We ride the last fifteen blocks in a wordless cocoon.

At Haight and Masonic I guide the cab toward an open spot at the curb. A gay man in his mid-thirties is standing right there, and we glide to a stop directly in front of him. A huge smile spreads across his face. His hands float up from his thighs and extend outwards, palms up. A taxicab… pulling over to drop a passenger just exactly when I need one, exactly where I need one… I can’t believe my good luck!

One-Word-Answers pays me, turns away from me without speaking, opens the rear door, and steps out toward the gay man. As she raises herself up off my backseat, I notice that her bottom-side is trim and smooth and exquisitely curved and it is sheathed this morning in a sleek skirt/shorts outfit -- fire-engine red. Her legs, which are the work of a meticulous sculptor, are lashed tightly (all the way up her perfectly-tanned calves) by the long leather thongs of a pair of Old Testament sandals. The gay man is standing in her path, eagerly looking her up and down and up and down again, and I want to get out and hug him, maybe even kiss him, when I hear him trill, “Well hell-oh, darlin’!” I can’t swear it, but I believe I hear an irritated whoosh of air escape Little Miss Smoking Hot -- “Oooofff!” -- but maybe it’s just the hydraulic brakes of some nearby bus...


“I was in the Army for nine years, five months, twenty-four days. I’ve been out for six months now... I came directly to San Francisco... Today I’m meeting a couple of friends down near the parade. This is my first Pride weekend...

“Six months ago I was in Iraq… Yep, saw it all -- I sure did… No, I wasn’t out on patrol every day, but often enough. I was an information specialist. I had trained the twenty-five people who maintained all of our division’s communications -- all our phones, computers, radios, cell phones. My commander knew he couldn’t afford to lose me, and every time I went ‘outside the wire’ I had to get his personal permission. So I wasn’t out very often, but I wanted to experience everything there was to experience over there.
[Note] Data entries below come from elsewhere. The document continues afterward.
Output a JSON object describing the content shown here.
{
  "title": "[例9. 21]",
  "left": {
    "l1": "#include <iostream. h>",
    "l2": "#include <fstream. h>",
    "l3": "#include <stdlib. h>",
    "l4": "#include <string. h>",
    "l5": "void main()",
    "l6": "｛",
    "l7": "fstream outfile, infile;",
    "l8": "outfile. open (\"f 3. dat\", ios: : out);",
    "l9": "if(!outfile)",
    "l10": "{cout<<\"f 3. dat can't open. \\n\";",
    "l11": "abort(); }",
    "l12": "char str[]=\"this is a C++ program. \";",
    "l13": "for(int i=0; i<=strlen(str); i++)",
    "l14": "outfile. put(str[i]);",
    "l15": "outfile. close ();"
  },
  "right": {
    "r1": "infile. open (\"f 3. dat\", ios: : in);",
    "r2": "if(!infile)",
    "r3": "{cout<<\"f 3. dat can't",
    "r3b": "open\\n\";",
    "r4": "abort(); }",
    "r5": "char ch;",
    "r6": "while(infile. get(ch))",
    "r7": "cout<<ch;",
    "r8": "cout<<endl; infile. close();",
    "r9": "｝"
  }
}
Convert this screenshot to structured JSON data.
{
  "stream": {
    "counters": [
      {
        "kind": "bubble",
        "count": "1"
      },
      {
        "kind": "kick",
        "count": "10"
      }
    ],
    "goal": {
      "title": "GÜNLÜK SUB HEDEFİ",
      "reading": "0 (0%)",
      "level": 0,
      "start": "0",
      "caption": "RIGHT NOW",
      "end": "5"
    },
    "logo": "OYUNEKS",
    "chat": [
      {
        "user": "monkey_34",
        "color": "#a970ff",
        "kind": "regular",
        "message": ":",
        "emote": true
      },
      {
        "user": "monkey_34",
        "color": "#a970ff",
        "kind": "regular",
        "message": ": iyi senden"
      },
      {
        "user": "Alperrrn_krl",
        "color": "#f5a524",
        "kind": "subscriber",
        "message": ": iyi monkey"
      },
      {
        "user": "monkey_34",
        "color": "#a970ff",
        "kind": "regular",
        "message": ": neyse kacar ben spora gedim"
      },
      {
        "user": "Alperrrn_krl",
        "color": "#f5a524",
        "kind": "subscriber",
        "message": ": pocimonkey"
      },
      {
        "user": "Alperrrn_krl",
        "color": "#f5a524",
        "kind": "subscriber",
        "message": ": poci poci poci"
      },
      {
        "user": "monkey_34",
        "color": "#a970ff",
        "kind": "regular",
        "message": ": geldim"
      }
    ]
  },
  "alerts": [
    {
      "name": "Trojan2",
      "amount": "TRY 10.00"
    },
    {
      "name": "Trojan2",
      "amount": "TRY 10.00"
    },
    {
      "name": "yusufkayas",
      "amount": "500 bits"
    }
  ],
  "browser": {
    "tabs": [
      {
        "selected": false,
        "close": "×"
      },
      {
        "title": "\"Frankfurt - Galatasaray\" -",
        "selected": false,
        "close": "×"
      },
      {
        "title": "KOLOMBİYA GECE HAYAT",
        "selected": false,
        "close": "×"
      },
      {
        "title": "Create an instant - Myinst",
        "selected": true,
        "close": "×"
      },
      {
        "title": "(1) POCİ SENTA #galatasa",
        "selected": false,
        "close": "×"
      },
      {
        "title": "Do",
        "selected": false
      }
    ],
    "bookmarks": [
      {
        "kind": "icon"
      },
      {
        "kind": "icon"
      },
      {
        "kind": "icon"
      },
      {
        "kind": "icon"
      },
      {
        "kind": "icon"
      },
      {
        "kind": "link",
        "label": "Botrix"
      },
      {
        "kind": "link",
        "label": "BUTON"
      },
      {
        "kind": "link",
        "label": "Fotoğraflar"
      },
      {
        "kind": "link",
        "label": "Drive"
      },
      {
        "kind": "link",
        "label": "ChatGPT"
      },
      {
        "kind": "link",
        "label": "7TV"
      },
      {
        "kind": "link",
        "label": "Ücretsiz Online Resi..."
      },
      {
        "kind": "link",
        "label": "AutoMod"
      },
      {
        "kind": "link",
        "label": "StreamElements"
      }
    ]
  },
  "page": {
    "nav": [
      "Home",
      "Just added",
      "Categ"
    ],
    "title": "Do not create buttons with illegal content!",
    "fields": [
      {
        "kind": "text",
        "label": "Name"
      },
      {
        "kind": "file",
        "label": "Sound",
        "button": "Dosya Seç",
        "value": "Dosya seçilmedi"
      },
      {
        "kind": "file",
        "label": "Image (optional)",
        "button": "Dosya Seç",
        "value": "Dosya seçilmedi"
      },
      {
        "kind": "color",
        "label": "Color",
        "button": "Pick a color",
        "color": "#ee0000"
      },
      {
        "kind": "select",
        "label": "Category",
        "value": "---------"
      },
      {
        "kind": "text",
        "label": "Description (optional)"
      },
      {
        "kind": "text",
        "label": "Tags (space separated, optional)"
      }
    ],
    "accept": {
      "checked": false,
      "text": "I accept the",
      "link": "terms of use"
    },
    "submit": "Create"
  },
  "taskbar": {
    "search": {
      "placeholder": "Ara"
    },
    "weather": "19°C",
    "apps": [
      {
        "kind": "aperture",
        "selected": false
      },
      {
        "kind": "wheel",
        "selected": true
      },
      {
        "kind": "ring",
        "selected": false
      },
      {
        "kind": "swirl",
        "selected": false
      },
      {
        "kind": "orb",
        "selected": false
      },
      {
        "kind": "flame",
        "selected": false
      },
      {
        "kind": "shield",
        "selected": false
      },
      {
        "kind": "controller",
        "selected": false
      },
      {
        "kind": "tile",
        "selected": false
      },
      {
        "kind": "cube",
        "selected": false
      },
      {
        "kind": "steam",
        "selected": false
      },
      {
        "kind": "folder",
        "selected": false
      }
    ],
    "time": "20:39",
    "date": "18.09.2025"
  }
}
And I didn’t want other people thinking I was hiding. I wanted them to know I’d been out, that I knew what the things they were going through were like. If they had some problem, I wanted to know exactly how it showed up for them in actual situations. But even inside the wire, we lived with the reality of mortar attacks. One could happen at any time -- and that changes the way you look at everything…”

Me: “Are you gay?”

He: “I am.”

Me: “How do you handle Don’t ask, Don’t tell?"

Don’t ask, Don’t tell! -- I hadn’t even come out to myself until I’d been in for a few years. But after my first Iraq tour I was home on leave and I realized that even though I may have been acting all brave and manly and soldierly over there, it was ridiculous for me to try to trick myself into believing I wasn’t gay. So when I went back I stopped pretending. I didn’t make a big deal of it to my superiors or even to my peer. It really had nothing to do with my job, with whether or not I could do the work that needed to be done. But I stopped hiding it. And it’s been so much better this way.”

I try not to take money from active military folks or from those who’ve been recently discharged, especially those who’ve been to Iraq and Afghanistan. And today, Pride Parade day, well, what’s a boy to do? Free ride!